“I couldn’t pass this up,” she said.
Days that traditionally ranked among the top holiday spending days now lack the same importance they once held for brick-and-mortar retailers, The NPD Group said. Last year, buyers visited stores less and spent less on Black Friday and Thanksgiving compared to the previous year, the consulting firm said.
But on Friday, Kohl’s said its in-store and online traffic broke records on Thanksgiving, “with hundreds of thousands of customers lined up across the country prior to doors opening, more than 16 million visits to Kohls.com, and key door-buster items selling extremely well.”
And Black Friday sales and traffic were “very strong” and “well ahead of last year,” Kevin Mansell, Kohl’s chairman, president and CEO, said in a statement Friday.
Consumers expect to buy nearly 40 percent of holiday purchases online, up from about a third two years ago, according to The NPD Group. Almost three-quarters of consumers plan to do some holiday shopping online this year, with an even higher likelihood among millennials.
As of 10 a.m. Friday, U.S. consumers had spent $640 million for the day online, nearly 20 percent more than during the same period a year earlier, according to Adobe Analytics Data, which measures 80 percent of online transactions at the largest 100 U.S. web retailers.
Mobile buying on smartphones and tablets also hit record highs, representing nearly two thirds of website visits, analysts said.
Smartphones make it easy for some consumers to comparison shop as they hit the stores.
Amy Zinkand said she prefers what has become a slower paced Black Friday and avoids door-buster sale crowds on Thanksgiving.
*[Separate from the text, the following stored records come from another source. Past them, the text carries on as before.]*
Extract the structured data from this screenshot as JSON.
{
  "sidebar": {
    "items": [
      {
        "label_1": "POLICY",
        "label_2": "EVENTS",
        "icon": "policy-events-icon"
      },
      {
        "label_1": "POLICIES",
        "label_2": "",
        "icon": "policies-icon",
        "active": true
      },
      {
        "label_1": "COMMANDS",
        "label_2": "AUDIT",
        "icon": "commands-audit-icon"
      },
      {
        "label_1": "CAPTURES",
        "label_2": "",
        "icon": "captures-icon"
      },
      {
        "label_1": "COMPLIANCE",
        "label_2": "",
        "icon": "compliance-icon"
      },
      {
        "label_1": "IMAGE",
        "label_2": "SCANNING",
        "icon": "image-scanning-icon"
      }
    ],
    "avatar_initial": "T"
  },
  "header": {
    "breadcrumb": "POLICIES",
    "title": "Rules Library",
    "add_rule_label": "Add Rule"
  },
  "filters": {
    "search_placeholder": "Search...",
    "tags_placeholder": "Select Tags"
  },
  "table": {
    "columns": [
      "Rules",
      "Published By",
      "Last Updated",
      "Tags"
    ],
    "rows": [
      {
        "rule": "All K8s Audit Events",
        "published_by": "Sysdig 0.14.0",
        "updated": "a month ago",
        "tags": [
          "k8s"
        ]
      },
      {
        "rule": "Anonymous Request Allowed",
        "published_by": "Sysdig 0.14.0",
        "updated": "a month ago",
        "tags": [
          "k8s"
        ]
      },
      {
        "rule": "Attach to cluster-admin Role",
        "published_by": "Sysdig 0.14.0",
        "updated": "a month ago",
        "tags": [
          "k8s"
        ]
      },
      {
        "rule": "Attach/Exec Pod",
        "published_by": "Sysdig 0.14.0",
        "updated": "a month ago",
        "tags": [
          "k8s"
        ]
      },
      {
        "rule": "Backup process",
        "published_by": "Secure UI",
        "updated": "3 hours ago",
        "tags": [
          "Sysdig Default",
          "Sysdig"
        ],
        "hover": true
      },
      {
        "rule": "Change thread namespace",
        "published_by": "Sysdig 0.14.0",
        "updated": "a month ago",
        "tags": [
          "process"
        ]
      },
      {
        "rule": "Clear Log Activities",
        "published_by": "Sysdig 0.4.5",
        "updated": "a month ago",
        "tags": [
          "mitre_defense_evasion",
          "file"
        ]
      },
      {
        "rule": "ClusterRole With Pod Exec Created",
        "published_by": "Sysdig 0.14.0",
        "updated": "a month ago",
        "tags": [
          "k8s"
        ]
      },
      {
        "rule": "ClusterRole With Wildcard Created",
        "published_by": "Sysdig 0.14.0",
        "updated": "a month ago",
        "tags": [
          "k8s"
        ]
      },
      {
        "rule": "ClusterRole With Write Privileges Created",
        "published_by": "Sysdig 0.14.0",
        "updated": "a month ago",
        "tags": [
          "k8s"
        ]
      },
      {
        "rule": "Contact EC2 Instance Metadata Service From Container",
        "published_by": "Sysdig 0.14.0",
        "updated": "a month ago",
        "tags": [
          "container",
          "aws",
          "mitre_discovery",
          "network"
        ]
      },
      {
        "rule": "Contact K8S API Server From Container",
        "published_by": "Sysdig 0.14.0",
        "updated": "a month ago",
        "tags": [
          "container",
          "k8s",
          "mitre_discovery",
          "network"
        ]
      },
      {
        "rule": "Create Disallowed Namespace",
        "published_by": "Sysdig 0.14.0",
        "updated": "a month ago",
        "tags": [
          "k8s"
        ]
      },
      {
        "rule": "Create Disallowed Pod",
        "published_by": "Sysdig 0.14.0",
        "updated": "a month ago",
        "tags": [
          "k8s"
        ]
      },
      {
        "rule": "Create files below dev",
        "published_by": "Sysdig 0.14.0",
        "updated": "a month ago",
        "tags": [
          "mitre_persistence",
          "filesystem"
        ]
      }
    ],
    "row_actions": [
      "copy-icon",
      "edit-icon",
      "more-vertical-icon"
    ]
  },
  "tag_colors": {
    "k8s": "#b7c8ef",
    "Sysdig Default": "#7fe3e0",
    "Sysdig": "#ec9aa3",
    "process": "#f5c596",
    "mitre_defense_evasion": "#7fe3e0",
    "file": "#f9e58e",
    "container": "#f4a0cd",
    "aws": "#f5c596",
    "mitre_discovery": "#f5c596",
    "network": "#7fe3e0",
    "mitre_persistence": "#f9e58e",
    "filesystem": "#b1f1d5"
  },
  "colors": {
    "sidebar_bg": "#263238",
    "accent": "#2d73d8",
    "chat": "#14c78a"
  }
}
Just after midnight on Friday, she and her friends dressed in matching “Black Friday Squad” shirts and made their way from Walmart to Kohl’s to Toys R Us to Old Navy to Target, where she bought Legos and Nerf toys for her 11-year-old son.
But in-store shopping is just one part of her strategy, she said.
“I always price check with Amazon and if it’s cheaper, I will always order it,” Zinkand said.
Reporter Alison Knezevich contributed to this article.